Who is your real competitor in the Karachi elections – PPP, PTI or JI? 

KMS: Jamaat-i-Islami has been trapped by the PPP in the local government elections and the municipalities of Karachi have become a Waterloo for it. The huge amount of money spent by the JI on its marketing has been wasted and now the people who were temporarily impressed by their marketing have become disappointed with the performance of its local representatives. This was bound to happen.
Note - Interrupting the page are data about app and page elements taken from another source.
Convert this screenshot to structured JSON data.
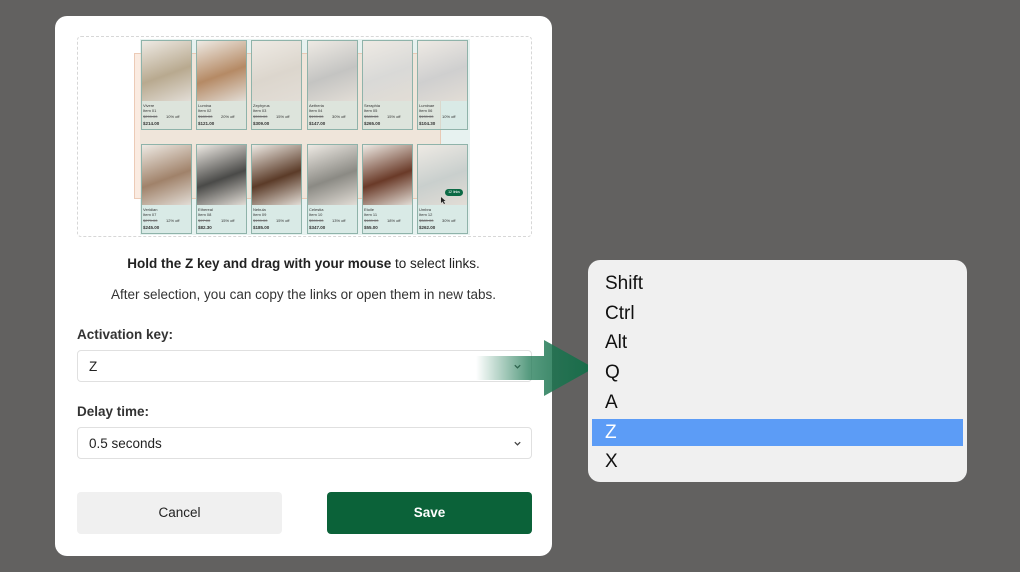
{
  "preview": {
    "cards": [
      {
        "brand": "Vivere",
        "name": "Item 01",
        "old": "$299.00",
        "off": "10% off",
        "price": "$214.00",
        "color": "#b8a98f"
      },
      {
        "brand": "Lumina",
        "name": "Item 02",
        "old": "$189.00",
        "off": "20% off",
        "price": "$121.00",
        "color": "#b58a65"
      },
      {
        "brand": "Zephyrus",
        "name": "Item 03",
        "old": "$399.00",
        "off": "15% off",
        "price": "$309.00",
        "color": "#dcd6cd"
      },
      {
        "brand": "Aetheria",
        "name": "Item 04",
        "old": "$199.00",
        "off": "30% off",
        "price": "$147.00",
        "color": "#c4c4c2"
      },
      {
        "brand": "Seraphia",
        "name": "Item 05",
        "old": "$389.00",
        "off": "15% off",
        "price": "$265.00",
        "color": "#d9d9d7"
      },
      {
        "brand": "Luminae",
        "name": "Item 06",
        "old": "$139.00",
        "off": "10% off",
        "price": "$104.30",
        "color": "#cfcfcf"
      },
      {
        "brand": "Veridian",
        "name": "Item 07",
        "old": "$279.00",
        "off": "12% off",
        "price": "$245.00",
        "color": "#a0826a"
      },
      {
        "brand": "Ethereal",
        "name": "Item 08",
        "old": "$97.00",
        "off": "15% off",
        "price": "$82.30",
        "color": "#4a4a48"
      },
      {
        "brand": "Nebula",
        "name": "Item 09",
        "old": "$199.00",
        "off": "15% off",
        "price": "$185.00",
        "color": "#5b3b28"
      },
      {
        "brand": "Celestia",
        "name": "Item 10",
        "old": "$399.00",
        "off": "13% off",
        "price": "$347.00",
        "color": "#8b8a84"
      },
      {
        "brand": "Etoile",
        "name": "Item 11",
        "old": "$189.00",
        "off": "18% off",
        "price": "$55.00",
        "color": "#6a3a28"
      },
      {
        "brand": "Umbra",
        "name": "Item 12",
        "old": "$389.00",
        "off": "30% off",
        "price": "$262.00",
        "color": "#c9cfcd"
      }
    ],
    "badge": "12 links"
  },
  "instructions": {
    "line1_bold": "Hold the Z key and drag with your mouse",
    "line1_rest": " to select links.",
    "line2": "After selection, you can copy the links or open them in new tabs."
  },
  "activation": {
    "label": "Activation key:",
    "value": "Z"
  },
  "delay": {
    "label": "Delay time:",
    "value": "0.5 seconds"
  },
  "buttons": {
    "cancel": "Cancel",
    "save": "Save"
  },
  "dropdown": {
    "options": [
      "Shift",
      "Ctrl",
      "Alt",
      "Q",
      "A",
      "Z",
      "X"
    ],
    "selected_index": 5
  },
  "colors": {
    "accent": "#0b6239",
    "selection": "#5c9cf6",
    "backdrop": "#626160"
  }
}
As far as the future of the PTI is concerned…it will be known in the days to come.  

Is there any formula agreed, between the pre-merger factions, to award party tickets for the next elections? 

KMS: There is no faction of any kind in MQM, so there is no space for allocating any quota in the distribution of election tickets. 

Mustafa Kamal keeps on insisting that Altaf Hussain’s election boycott call would benefit the PPP and JI. In other words, he admits that Mr Hussain still has a following in the urban areas and his boycott call would be effective. Is this correct? 

KMS: In this regard, there is no direct threat to MQM-Pakistan from anyone, but there are certainly many concerns that the PPP is plotting to divide the mandate of Karachi. This can directly benefit the PPP. There are apprehensions of organised rigging in the elections by the PPP, but we have devised a plan to deal with all these concerns and possibilities. 

Some quarters allege that the MQM-P — or some people within — is using connections with the security establishment to inform on Altaf Hussain’s sympathisers active in Karachi. What’s your response to these allegations? 

KMS: We do not have any such information and there is no likelihood of this being true. These allegations also seem to be part of the propaganda made by our opponents.

Header image: Despite the challenges, many MQM-P leaders are hopeful that, with the blessing of the mighty establishment, their party can emerge as Karachi’s single largest party in the 2024 elections | AFP

Published in Dawn, EOS, December 10th, 2023